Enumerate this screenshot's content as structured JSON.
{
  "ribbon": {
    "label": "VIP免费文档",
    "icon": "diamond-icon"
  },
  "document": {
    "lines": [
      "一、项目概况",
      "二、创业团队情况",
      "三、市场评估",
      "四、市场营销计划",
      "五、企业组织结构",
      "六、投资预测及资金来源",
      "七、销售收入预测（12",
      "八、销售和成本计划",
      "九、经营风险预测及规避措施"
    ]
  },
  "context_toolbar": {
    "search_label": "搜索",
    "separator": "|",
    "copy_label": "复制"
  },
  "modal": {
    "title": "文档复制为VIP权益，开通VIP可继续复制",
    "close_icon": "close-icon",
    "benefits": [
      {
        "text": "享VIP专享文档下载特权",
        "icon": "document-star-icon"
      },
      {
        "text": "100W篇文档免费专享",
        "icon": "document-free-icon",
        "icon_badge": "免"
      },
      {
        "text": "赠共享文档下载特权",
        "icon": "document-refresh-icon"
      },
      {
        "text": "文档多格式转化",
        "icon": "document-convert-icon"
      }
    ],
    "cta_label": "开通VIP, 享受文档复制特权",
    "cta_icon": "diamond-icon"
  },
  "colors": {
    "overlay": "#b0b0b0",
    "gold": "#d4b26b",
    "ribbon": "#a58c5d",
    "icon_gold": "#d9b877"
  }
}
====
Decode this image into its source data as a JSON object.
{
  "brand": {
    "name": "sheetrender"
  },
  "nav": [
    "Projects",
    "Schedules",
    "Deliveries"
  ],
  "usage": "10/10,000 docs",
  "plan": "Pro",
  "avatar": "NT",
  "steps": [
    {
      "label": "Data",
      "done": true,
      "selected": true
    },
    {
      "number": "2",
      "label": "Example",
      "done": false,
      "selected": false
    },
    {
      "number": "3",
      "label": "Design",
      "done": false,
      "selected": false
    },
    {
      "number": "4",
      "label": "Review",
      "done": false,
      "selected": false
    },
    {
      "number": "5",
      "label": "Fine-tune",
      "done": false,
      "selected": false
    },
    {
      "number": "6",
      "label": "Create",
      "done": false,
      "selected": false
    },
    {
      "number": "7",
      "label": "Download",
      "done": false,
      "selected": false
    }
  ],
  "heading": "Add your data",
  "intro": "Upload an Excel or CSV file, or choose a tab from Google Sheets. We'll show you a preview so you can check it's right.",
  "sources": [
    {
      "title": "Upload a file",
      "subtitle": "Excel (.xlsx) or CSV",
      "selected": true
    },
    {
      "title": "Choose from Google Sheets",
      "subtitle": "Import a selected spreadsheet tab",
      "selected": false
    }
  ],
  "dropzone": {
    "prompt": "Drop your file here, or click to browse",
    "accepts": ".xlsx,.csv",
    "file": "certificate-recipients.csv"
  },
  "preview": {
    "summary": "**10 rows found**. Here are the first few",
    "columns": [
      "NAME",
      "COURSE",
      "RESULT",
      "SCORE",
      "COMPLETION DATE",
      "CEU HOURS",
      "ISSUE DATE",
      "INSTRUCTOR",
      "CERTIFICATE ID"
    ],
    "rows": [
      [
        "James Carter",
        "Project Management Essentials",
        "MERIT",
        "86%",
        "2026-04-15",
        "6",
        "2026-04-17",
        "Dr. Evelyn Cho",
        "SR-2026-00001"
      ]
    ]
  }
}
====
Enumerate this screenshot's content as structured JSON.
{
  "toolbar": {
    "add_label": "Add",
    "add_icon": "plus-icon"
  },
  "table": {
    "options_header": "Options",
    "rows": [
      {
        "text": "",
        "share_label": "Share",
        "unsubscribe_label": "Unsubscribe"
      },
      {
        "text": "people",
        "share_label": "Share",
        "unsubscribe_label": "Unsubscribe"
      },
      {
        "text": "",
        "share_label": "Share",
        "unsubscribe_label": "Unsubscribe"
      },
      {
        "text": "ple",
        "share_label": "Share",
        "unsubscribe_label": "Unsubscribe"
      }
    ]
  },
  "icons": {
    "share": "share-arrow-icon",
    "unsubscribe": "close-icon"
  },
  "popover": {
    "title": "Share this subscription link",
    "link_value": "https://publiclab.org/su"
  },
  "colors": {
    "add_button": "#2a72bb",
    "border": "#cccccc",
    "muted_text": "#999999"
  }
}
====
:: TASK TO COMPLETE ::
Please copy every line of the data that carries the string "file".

:: YOUR RESPONSE ::
  "intro": "Upload an Excel or CSV file, or choose a tab from Google Sheets. We'll show you a preview so you can check it's right.",
      "title": "Upload a file",
    "prompt": "Drop your file here, or click to browse",
    "file": "certificate-recipients.csv"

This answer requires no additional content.